Dataset extract:
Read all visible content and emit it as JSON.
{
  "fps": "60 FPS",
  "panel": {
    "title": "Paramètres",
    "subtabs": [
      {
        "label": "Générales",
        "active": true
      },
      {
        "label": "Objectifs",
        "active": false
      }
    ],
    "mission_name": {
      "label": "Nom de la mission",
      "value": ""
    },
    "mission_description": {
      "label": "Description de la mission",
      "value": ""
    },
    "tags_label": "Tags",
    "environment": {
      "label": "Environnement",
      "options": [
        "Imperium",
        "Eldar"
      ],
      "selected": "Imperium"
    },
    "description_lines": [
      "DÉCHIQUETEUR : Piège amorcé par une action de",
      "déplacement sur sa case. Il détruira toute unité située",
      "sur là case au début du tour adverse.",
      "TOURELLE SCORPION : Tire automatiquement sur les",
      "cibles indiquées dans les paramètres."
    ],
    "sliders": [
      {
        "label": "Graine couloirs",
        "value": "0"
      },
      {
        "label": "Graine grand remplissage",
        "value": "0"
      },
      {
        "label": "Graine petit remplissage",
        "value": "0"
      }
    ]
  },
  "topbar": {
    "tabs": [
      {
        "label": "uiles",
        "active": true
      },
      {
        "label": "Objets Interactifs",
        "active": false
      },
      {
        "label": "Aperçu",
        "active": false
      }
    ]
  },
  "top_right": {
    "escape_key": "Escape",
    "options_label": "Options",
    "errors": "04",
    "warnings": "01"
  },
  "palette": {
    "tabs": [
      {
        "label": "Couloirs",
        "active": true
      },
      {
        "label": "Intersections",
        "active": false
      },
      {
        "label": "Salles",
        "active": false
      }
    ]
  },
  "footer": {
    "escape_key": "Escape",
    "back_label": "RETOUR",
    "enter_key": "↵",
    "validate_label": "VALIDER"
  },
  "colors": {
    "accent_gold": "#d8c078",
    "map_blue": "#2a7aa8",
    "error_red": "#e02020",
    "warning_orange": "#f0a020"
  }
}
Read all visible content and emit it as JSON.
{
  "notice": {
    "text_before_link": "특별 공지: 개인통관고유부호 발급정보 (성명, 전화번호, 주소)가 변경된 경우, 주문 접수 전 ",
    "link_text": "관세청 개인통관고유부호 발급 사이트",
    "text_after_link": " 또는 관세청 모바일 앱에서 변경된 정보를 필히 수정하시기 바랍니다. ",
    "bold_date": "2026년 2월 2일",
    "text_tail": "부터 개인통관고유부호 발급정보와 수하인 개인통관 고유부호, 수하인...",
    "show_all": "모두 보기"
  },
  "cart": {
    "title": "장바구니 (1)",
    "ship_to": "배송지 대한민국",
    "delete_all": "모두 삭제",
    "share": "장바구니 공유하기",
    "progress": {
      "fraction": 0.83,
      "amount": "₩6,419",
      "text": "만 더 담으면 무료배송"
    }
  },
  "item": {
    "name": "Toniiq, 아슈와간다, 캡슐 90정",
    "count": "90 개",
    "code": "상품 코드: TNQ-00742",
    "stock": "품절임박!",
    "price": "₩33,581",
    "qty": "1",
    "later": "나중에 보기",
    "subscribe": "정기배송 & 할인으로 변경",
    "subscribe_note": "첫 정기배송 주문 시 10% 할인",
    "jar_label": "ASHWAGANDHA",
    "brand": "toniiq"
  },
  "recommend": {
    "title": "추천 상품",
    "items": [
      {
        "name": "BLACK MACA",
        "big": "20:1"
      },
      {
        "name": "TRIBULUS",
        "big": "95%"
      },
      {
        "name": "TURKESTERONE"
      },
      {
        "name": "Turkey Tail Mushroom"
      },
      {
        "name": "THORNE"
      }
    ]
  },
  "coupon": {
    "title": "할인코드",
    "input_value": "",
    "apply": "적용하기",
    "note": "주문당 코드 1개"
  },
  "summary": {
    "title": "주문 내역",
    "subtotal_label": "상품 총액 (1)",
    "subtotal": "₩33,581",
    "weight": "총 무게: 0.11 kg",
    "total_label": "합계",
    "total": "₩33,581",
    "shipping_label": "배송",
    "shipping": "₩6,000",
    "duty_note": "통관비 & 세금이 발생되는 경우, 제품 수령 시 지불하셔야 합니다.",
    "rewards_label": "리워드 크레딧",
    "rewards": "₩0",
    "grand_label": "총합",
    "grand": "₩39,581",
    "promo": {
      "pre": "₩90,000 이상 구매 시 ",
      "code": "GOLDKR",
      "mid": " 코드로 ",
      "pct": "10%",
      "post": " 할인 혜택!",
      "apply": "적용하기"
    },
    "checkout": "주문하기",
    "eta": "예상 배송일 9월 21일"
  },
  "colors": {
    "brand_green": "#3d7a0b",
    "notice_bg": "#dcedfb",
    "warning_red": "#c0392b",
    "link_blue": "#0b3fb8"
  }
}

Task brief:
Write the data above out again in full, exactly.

Task solution:
Read all visible content and emit it as JSON.
{
  "fps": "60 FPS",
  "panel": {
    "title": "Paramètres",
    "subtabs": [
      {
        "label": "Générales",
        "active": true
      },
      {
        "label": "Objectifs",
        "active": false
      }
    ],
    "mission_name": {
      "label": "Nom de la mission",
      "value": ""
    },
    "mission_description": {
      "label": "Description de la mission",
      "value": ""
    },
    "tags_label": "Tags",
    "environment": {
      "label": "Environnement",
      "options": [
        "Imperium",
        "Eldar"
      ],
      "selected": "Imperium"
    },
    "description_lines": [
      "DÉCHIQUETEUR : Piège amorcé par une action de",
      "déplacement sur sa case. Il détruira toute unité située",
      "sur là case au début du tour adverse.",
      "TOURELLE SCORPION : Tire automatiquement sur les",
      "cibles indiquées dans les paramètres."
    ],
    "sliders": [
      {
        "label": "Graine couloirs",
        "value": "0"
      },
      {
        "label": "Graine grand remplissage",
        "value": "0"
      },
      {
        "label": "Graine petit remplissage",
        "value": "0"
      }
    ]
  },
  "topbar": {
    "tabs": [
      {
        "label": "uiles",
        "active": true
      },
      {
        "label": "Objets Interactifs",
        "active": false
      },
      {
        "label": "Aperçu",
        "active": false
      }
    ]
  },
  "top_right": {
    "escape_key": "Escape",
    "options_label": "Options",
    "errors": "04",
    "warnings": "01"
  },
  "palette": {
    "tabs": [
      {
        "label": "Couloirs",
        "active": true
      },
      {
        "label": "Intersections",
        "active": false
      },
      {
        "label": "Salles",
        "active": false
      }
    ]
  },
  "footer": {
    "escape_key": "Escape",
    "back_label": "RETOUR",
    "enter_key": "↵",
    "validate_label": "VALIDER"
  },
  "colors": {
    "accent_gold": "#d8c078",
    "map_blue": "#2a7aa8",
    "error_red": "#e02020",
    "warning_orange": "#f0a020"
  }
}
Read all visible content and emit it as JSON.
{
  "notice": {
    "text_before_link": "특별 공지: 개인통관고유부호 발급정보 (성명, 전화번호, 주소)가 변경된 경우, 주문 접수 전 ",
    "link_text": "관세청 개인통관고유부호 발급 사이트",
    "text_after_link": " 또는 관세청 모바일 앱에서 변경된 정보를 필히 수정하시기 바랍니다. ",
    "bold_date": "2026년 2월 2일",
    "text_tail": "부터 개인통관고유부호 발급정보와 수하인 개인통관 고유부호, 수하인...",
    "show_all": "모두 보기"
  },
  "cart": {
    "title": "장바구니 (1)",
    "ship_to": "배송지 대한민국",
    "delete_all": "모두 삭제",
    "share": "장바구니 공유하기",
    "progress": {
      "fraction": 0.83,
      "amount": "₩6,419",
      "text": "만 더 담으면 무료배송"
    }
  },
  "item": {
    "name": "Toniiq, 아슈와간다, 캡슐 90정",
    "count": "90 개",
    "code": "상품 코드: TNQ-00742",
    "stock": "품절임박!",
    "price": "₩33,581",
    "qty": "1",
    "later": "나중에 보기",
    "subscribe": "정기배송 & 할인으로 변경",
    "subscribe_note": "첫 정기배송 주문 시 10% 할인",
    "jar_label": "ASHWAGANDHA",
    "brand": "toniiq"
  },
  "recommend": {
    "title": "추천 상품",
    "items": [
      {
        "name": "BLACK MACA",
        "big": "20:1"
      },
      {
        "name": "TRIBULUS",
        "big": "95%"
      },
      {
        "name": "TURKESTERONE"
      },
      {
        "name": "Turkey Tail Mushroom"
      },
      {
        "name": "THORNE"
      }
    ]
  },
  "coupon": {
    "title": "할인코드",
    "input_value": "",
    "apply": "적용하기",
    "note": "주문당 코드 1개"
  },
  "summary": {
    "title": "주문 내역",
    "subtotal_label": "상품 총액 (1)",
    "subtotal": "₩33,581",
    "weight": "총 무게: 0.11 kg",
    "total_label": "합계",
    "total": "₩33,581",
    "shipping_label": "배송",
    "shipping": "₩6,000",
    "duty_note": "통관비 & 세금이 발생되는 경우, 제품 수령 시 지불하셔야 합니다.",
    "rewards_label": "리워드 크레딧",
    "rewards": "₩0",
    "grand_label": "총합",
    "grand": "₩39,581",
    "promo": {
      "pre": "₩90,000 이상 구매 시 ",
      "code": "GOLDKR",
      "mid": " 코드로 ",
      "pct": "10%",
      "post": " 할인 혜택!",
      "apply": "적용하기"
    },
    "checkout": "주문하기",
    "eta": "예상 배송일 9월 21일"
  },
  "colors": {
    "brand_green": "#3d7a0b",
    "notice_bg": "#dcedfb",
    "warning_red": "#c0392b",
    "link_blue": "#0b3fb8"
  }
}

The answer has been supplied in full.